_WHAT YOU WILL DO_.
Will you quote all of the entries, word for word?

_GIVEN DATA_.

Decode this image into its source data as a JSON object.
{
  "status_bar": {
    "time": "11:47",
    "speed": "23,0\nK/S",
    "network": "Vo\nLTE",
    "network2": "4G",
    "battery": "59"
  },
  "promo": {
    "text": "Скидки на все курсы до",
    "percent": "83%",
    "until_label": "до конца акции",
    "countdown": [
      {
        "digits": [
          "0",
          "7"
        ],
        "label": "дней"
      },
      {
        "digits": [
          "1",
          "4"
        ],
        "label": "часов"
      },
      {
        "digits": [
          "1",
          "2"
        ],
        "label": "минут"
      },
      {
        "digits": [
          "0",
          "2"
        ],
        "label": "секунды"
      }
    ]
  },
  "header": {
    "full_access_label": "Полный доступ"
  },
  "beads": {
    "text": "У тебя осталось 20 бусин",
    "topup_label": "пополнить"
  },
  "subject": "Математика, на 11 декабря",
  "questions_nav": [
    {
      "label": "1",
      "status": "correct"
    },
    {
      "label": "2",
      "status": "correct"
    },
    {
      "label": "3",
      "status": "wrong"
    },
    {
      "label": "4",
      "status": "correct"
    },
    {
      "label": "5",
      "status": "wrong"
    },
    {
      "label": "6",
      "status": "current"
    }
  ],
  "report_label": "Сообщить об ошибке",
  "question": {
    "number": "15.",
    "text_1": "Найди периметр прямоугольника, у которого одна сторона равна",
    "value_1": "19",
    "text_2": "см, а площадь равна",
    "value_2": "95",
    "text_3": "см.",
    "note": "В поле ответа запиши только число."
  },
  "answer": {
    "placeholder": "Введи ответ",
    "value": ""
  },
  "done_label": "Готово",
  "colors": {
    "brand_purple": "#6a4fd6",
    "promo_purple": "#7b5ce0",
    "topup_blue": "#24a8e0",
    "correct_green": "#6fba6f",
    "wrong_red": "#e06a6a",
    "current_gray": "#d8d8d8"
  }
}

_RESULT OF THE EXERCISE_.
Decode this image into its source data as a JSON object.
{
  "status_bar": {
    "time": "11:47",
    "speed": "23,0\nK/S",
    "network": "Vo\nLTE",
    "network2": "4G",
    "battery": "59"
  },
  "promo": {
    "text": "Скидки на все курсы до",
    "percent": "83%",
    "until_label": "до конца акции",
    "countdown": [
      {
        "digits": [
          "0",
          "7"
        ],
        "label": "дней"
      },
      {
        "digits": [
          "1",
          "4"
        ],
        "label": "часов"
      },
      {
        "digits": [
          "1",
          "2"
        ],
        "label": "минут"
      },
      {
        "digits": [
          "0",
          "2"
        ],
        "label": "секунды"
      }
    ]
  },
  "header": {
    "full_access_label": "Полный доступ"
  },
  "beads": {
    "text": "У тебя осталось 20 бусин",
    "topup_label": "пополнить"
  },
  "subject": "Математика, на 11 декабря",
  "questions_nav": [
    {
      "label": "1",
      "status": "correct"
    },
    {
      "label": "2",
      "status": "correct"
    },
    {
      "label": "3",
      "status": "wrong"
    },
    {
      "label": "4",
      "status": "correct"
    },
    {
      "label": "5",
      "status": "wrong"
    },
    {
      "label": "6",
      "status": "current"
    }
  ],
  "report_label": "Сообщить об ошибке",
  "question": {
    "number": "15.",
    "text_1": "Найди периметр прямоугольника, у которого одна сторона равна",
    "value_1": "19",
    "text_2": "см, а площадь равна",
    "value_2": "95",
    "text_3": "см.",
    "note": "В поле ответа запиши только число."
  },
  "answer": {
    "placeholder": "Введи ответ",
    "value": ""
  },
  "done_label": "Готово",
  "colors": {
    "brand_purple": "#6a4fd6",
    "promo_purple": "#7b5ce0",
    "topup_blue": "#24a8e0",
    "correct_green": "#6fba6f",
    "wrong_red": "#e06a6a",
    "current_gray": "#d8d8d8"
  }
}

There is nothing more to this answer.